Fishing Tackle Box Essentials

Fishing Tackle Box Essentials

Apart from your rod and reel, the tackle box is one of your most important fishing tools. A lot can happen when you are out on the water, but making sure your fishing tackle box essentials are always well stocked can mean more time out on the water and less time stressing out because you don’t have what you need or heading back to shore for something you forgot. If you’re new to fishing, you may not know what you need to keep in your tackle box. We have put together the following guide to help you identify the essentials.

What Are the Fishing Tackle Box Essentials?

On one hand, it is important to bring everything that you might need with you in your tackle box when taking a fishing trip. On the other hand, you do not want to over-pack your tackle box so that it is too heavy to carry with you. Our freshwater tackle box checklist helps you pack only what you need and leave behind what you do not.

1. First Aid Kit

Fishing is usually a relaxing activity, but there is a risk of injury due to the sharp implements used. You should have a first aid kit stocked with the basics in your tackle box to cope with any accidents involving hooks, knives, or fish teeth.

2. Tools

There are three tools that are crucial to include in any tackle box: A sharp knife to gut the fish, a pair of nail clippers to snip through the line, and needle-nosed pliers to help you twist and bend hooks and other metal components as necessary.

3. Hard and Soft Bait

You obviously don’t keep live bait in a tackle box because it won’t stay alive for long. However, you should keep a supply of soft bait, such as rubber grubs or worms, and hard bait, including lures, in your tackle box at all times. A variety of hard and soft bait allows you to catch different types of fish.

4. Extra Line

There are three different types of fishing line, each offering its own advantages. Monofilament is more durable, fluorocarbon is less visible, and braided line is more pliable.
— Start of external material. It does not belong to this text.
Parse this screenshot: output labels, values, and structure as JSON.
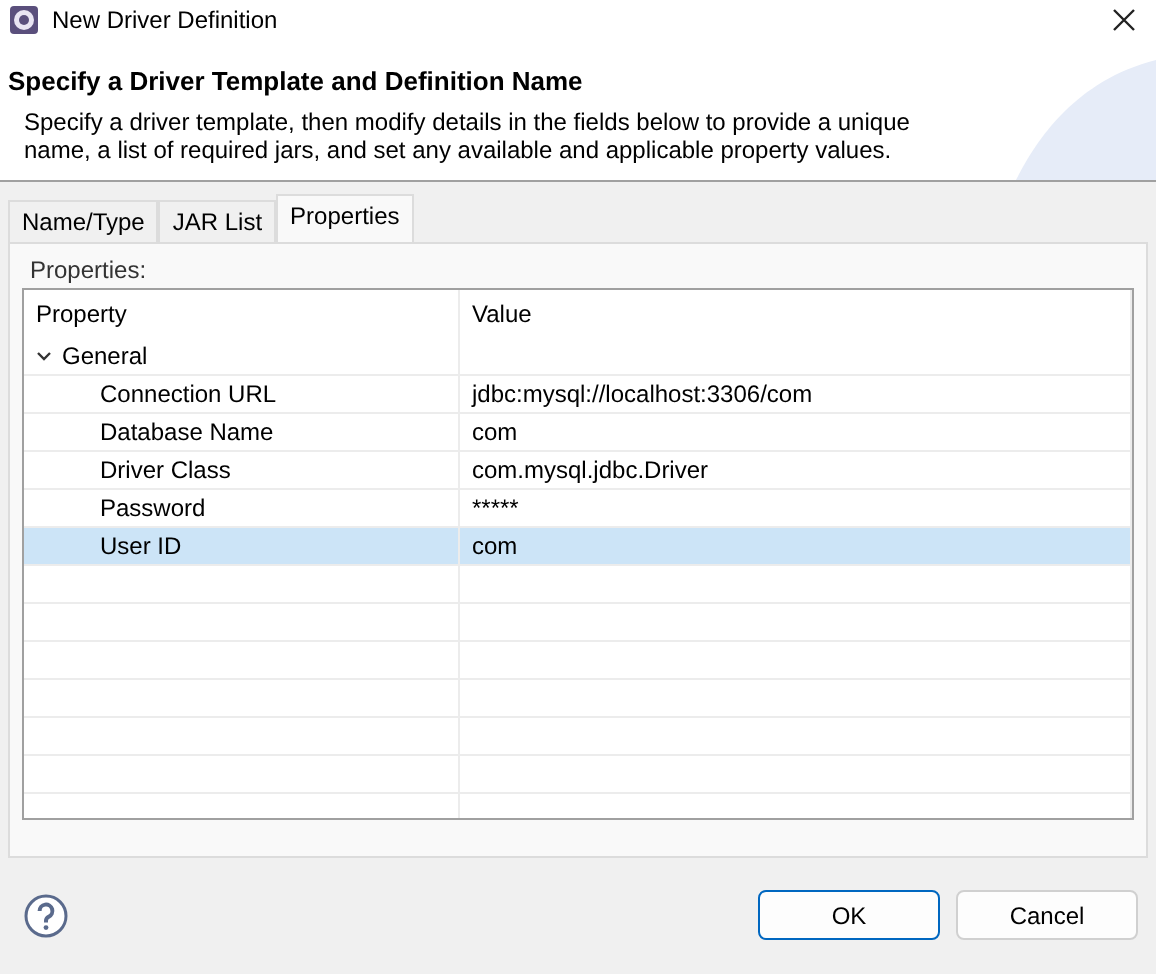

The type of fishing you intend to do, the conditions you are fishing under, and the rod and reel you use all factor into what kind of line to choose. Whatever the case, you should always stock extra so that your fishing excursion needn’t come to an end if you snap a line.

5. Hooks

The same factors that inform which line you use also determine the type of hook. If you always carry a variety of hooks in your tackle box, you are ready to catch anything.

6. Sinkers and Bobbers

You’re unlikely to catch anything if your hook isn’t where the fish are biting. By itself, a hook will float on the surface of the water. If the fish are beneath the surface, you need a sinker that weighs the hook down. By contrast, a bobber keeps the hook close to the surface. As with hooks, sinkers and bobbers can get lost easily if the line breaks, so you should keep a good supply in stock.

7. Swivels

The main purpose of swivels is to keep your line from twisting in the water. They can also help you to tie complicated rigs. Because they have multiple uses, you should keep a good supply in your tackle box.

What Kind of Tackle Box Should You Use?

You can’t keep your fishing equipment in just any sort of container. It needs to prevent the buildup of excess water with sufficient drain holes, be made of a durable material, and have features to keep it organized and securely closed. Check out Special-Mate’s American-made, high-quality tackle boxes.